William Bennett Interview.
Congratulations first of all on your wonderful solo sonic venture with Cut Hands. Please discuss the background to your love of African music and your fascination with Africa, in terms of culture and tradition?
I used to know an amazing Cuban santería priest while living in Madrid about 20 years ago, at about 30 he was pretty young; he’d spent a couple of years in the Congo, was familiar with Kikongo language and tribes there, so much comes from his influence and the Caribbean islands tradition in general, particularly Haiti, Cuba, and Jamaica.
How do you feel the experimental and noise scene has changed during the 27 or so years you were at the helm of Whitehouse and how do you see it as of now?

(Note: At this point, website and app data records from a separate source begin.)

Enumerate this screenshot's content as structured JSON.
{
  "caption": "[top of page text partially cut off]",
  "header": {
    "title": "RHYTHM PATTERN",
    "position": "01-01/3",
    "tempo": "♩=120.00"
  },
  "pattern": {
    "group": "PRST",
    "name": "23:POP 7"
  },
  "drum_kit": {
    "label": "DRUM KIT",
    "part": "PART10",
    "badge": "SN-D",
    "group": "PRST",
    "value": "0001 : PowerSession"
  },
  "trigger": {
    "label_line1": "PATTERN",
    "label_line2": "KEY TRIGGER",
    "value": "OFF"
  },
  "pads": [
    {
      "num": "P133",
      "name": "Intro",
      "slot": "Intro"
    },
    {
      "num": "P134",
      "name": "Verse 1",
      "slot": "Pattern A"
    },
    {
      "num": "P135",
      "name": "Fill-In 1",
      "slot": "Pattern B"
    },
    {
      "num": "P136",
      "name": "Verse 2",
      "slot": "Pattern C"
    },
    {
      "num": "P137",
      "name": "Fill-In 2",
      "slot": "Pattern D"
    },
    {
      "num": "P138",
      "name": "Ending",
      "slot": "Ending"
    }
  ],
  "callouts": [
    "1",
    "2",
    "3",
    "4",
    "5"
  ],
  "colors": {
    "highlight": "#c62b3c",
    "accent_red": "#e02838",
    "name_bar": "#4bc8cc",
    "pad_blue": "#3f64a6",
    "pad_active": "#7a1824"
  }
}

as with most contemporary musical scenes (for want of a better word), its fate has become determined by the evolution of technology and its opportunities and its limits; Whitehouse could never have existed before 1980 without the EDP Wasps becoming available, and you’ll find this kind of technological imperative is true of most forms of modern music, experimental and noise is no exception – furthermore, now that there’s such a crazy wealth of choice, and whether performer or listener, the real art has become one of being able to curate your experience; there’s really lots to be excited about right now.
There is a large cross-over in your work, and as an artist this is represents success for you in pushing the boundaries at all times. ‘Black Mamba’ is hugely influential on the British techno and industrial scene. Where do you see your music of Cut Hands belonging to and how do you see it develop in the future? (what musical avenues would you like to explore next?)

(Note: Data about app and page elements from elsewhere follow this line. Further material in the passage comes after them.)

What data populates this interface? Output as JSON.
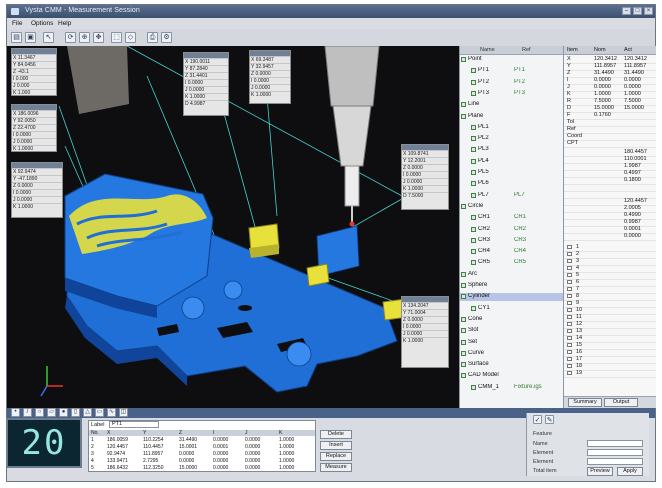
{
  "window": {
    "title": "Vysta CMM - Measurement Session"
  },
  "menu": [
    "File",
    "Options",
    "Help"
  ],
  "toolbar_icons": [
    "open-icon",
    "save-icon",
    "cursor-icon",
    "rotate-icon",
    "zoom-icon",
    "pan-icon",
    "fit-icon",
    "measure-icon",
    "print-icon",
    "settings-icon"
  ],
  "tree": {
    "header": [
      "Name",
      "Ref"
    ],
    "nodes": [
      {
        "label": "Point",
        "sub": ""
      },
      {
        "label": "PT1",
        "sub": "PT1"
      },
      {
        "label": "PT2",
        "sub": "PT2"
      },
      {
        "label": "PT3",
        "sub": "PT3"
      },
      {
        "label": "Line",
        "sub": ""
      },
      {
        "label": "Plane",
        "sub": ""
      },
      {
        "label": "PL1",
        "sub": ""
      },
      {
        "label": "PL2",
        "sub": ""
      },
      {
        "label": "PL3",
        "sub": ""
      },
      {
        "label": "PL4",
        "sub": ""
      },
      {
        "label": "PL5",
        "sub": ""
      },
      {
        "label": "PL6",
        "sub": ""
      },
      {
        "label": "PL7",
        "sub": "PL7"
      },
      {
        "label": "Circle",
        "sub": ""
      },
      {
        "label": "CR1",
        "sub": "CR1"
      },
      {
        "label": "CR2",
        "sub": "CR2"
      },
      {
        "label": "CR3",
        "sub": "CR3"
      },
      {
        "label": "CR4",
        "sub": "CR4"
      },
      {
        "label": "CR5",
        "sub": "CR5"
      },
      {
        "label": "Arc",
        "sub": ""
      },
      {
        "label": "Sphere",
        "sub": ""
      },
      {
        "label": "Cylinder",
        "sub": ""
      },
      {
        "label": "CY1",
        "sub": ""
      },
      {
        "label": "Cone",
        "sub": ""
      },
      {
        "label": "Slot",
        "sub": ""
      },
      {
        "label": "Set",
        "sub": ""
      },
      {
        "label": "Curve",
        "sub": ""
      },
      {
        "label": "Surface",
        "sub": ""
      },
      {
        "label": "CAD Model",
        "sub": ""
      },
      {
        "label": "CMM_1",
        "sub": "Fixture.igs"
      }
    ]
  },
  "props": {
    "header": [
      "Item",
      "Nom",
      "Act"
    ],
    "rows": [
      {
        "a": "X",
        "b": "120.3412",
        "c": "120.3412"
      },
      {
        "a": "Y",
        "b": "111.8957",
        "c": "111.8957"
      },
      {
        "a": "Z",
        "b": "31.4490",
        "c": "31.4490"
      },
      {
        "a": "I",
        "b": "0.0000",
        "c": "0.0000"
      },
      {
        "a": "J",
        "b": "0.0000",
        "c": "0.0000"
      },
      {
        "a": "K",
        "b": "1.0000",
        "c": "1.0000"
      },
      {
        "a": "R",
        "b": "7.5000",
        "c": "7.5000"
      },
      {
        "a": "D",
        "b": "15.0000",
        "c": "15.0000"
      },
      {
        "a": "F",
        "b": "0.1760",
        "c": ""
      },
      {
        "a": "Tol",
        "b": "",
        "c": ""
      },
      {
        "a": "Ref",
        "b": "",
        "c": ""
      },
      {
        "a": "Coord",
        "b": "",
        "c": ""
      },
      {
        "a": "CPT",
        "b": "",
        "c": ""
      }
    ],
    "list_values": [
      "180.4457",
      "110.0001",
      "1.9987",
      "0.4997",
      "0.1800",
      "",
      "",
      "120.4457",
      "2.0005",
      "0.4990",
      "0.9987",
      "0.0001",
      "0.0000"
    ],
    "checks": [
      "1",
      "2",
      "3",
      "4",
      "5",
      "6",
      "7",
      "8",
      "9",
      "10",
      "11",
      "12",
      "13",
      "14",
      "15",
      "16",
      "17",
      "18",
      "19"
    ],
    "tabs": [
      "Summary",
      "Output"
    ]
  },
  "overlays": [
    {
      "rows": [
        "X  11.3467",
        "Y  84.0456",
        "Z  -43.1",
        "I   0.000",
        "J   0.000",
        "K   1.000",
        "R   7.498"
      ]
    },
    {
      "rows": [
        "X  186.0096",
        "Y  92.0050",
        "Z  22.4700",
        "I   0.0000",
        "J   0.0000",
        "K   1.0000"
      ]
    },
    {
      "rows": [
        "X  92.9474",
        "Y  -47.1890",
        "Z   0.0000",
        "I   0.0000",
        "J   0.0000",
        "K   1.0000"
      ]
    },
    {
      "rows": [
        "X  190.0011",
        "Y  87.2840",
        "Z  31.4401",
        "I   0.0000",
        "J   0.0000",
        "K   1.0000",
        "D   4.9987"
      ]
    },
    {
      "rows": [
        "X  69.3487",
        "Y  32.9457",
        "Z   0.0000",
        "I   0.0000",
        "J   0.0000",
        "K   1.0000",
        "R  15.0000"
      ]
    },
    {
      "rows": [
        "X  109.8741",
        "Y  12.2001",
        "Z   0.0000",
        "I   0.0000",
        "J   0.0000",
        "K   1.0000",
        "D   7.5000"
      ]
    },
    {
      "rows": [
        "X  134.2047",
        "Y  71.0004",
        "Z   0.0000",
        "I   0.0000",
        "J   0.0000",
        "K   1.0000"
      ]
    }
  ],
  "counter": "20",
  "table": {
    "filter_label": "Label",
    "filter_value": "PT1",
    "columns": [
      "No.",
      "X",
      "Y",
      "Z",
      "I",
      "J",
      "K"
    ],
    "rows": [
      [
        "1",
        "186.0059",
        "110.2254",
        "31.4490",
        "0.0000",
        "0.0000",
        "1.0000"
      ],
      [
        "2",
        "120.4457",
        "110.4457",
        "15.0001",
        "0.0001",
        "0.0000",
        "1.0000"
      ],
      [
        "3",
        "92.9474",
        "111.8957",
        "0.0000",
        "0.0000",
        "0.0000",
        "1.0000"
      ],
      [
        "4",
        "133.9471",
        "2.7295",
        "0.0000",
        "0.0000",
        "0.0000",
        "1.0000"
      ],
      [
        "5",
        "186.6432",
        "112.3250",
        "15.0000",
        "0.0000",
        "0.0000",
        "1.0000"
      ]
    ]
  },
  "buttons": {
    "delete": "Delete",
    "insert": "Insert",
    "replace": "Replace",
    "measure": "Measure"
  },
  "form": {
    "labels": [
      "Feature",
      "Name",
      "Element",
      "Element"
    ],
    "fields": [
      "",
      "",
      "",
      ""
    ],
    "label_bottom": "Total item",
    "preview_button": "Preview",
    "apply_button": "Apply"
  },
  "colors": {
    "part_blue": "#1f6fd6",
    "accent_yellow": "#e8e13b",
    "guide_cyan": "#45d1cf",
    "viewport_bg": "#0e0e10"
  }
}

it’s really nice to be able to operate in different domains, by definition I guess this wouldn’t be possible if you belonged to one exclusively: who knows where this is all going, I’ve never had the wish to sound like anyone, even though you can be deeply inspired by them; every day I spend hours looking for sounds that can give you that special feeling and the smile of recognition, and hopefully there’ll be somebody else that likes it too
An entire musical spectrum is inherent in your music, both present and past, under the guises of Cut Hands and Whitehouse. What are the obsessions for you as a music collector?
it’s a pretty eclectic collection and I had to think specifically about this for a talk on collecting I did at MACBA, I managed to identify 4 main subdivisions (read ‘obsessions’): experimental, Italo disco, African/Caribbean, film soundtracks – then beyond West Coast rap and 80s Chicago house originals there’s almost nothing else.
What are your current inspirations?
as such a voracious reader and consumer of films and music, too many to mention
for example, this week I’ve spent watching some obscure Frederick Wiseman documentaries, reading Mary Daly, books on Gestalt therapy, listening to Skull Disco – it’s all great inspiration even though musically that translates itself in weird mysterious ways!
The Black Mariah and Plugd Records present: Cut Hands; live at the TDC SPACE in the Triskel Arts Centre, Cork on Saturday March 2. Doors 9pm and tickets are €15, on sale from Plugd Records (Tel: 00353 (0)21 4276300). DJ Bennetti AKA William Bennett (his italo guise) will also play Sun March 3 at Gulpd. Priority Boarding to ticket holders to Cut Hands show.
The following is the full listing:
KENNY HANLON (APARTMENT RECORDS)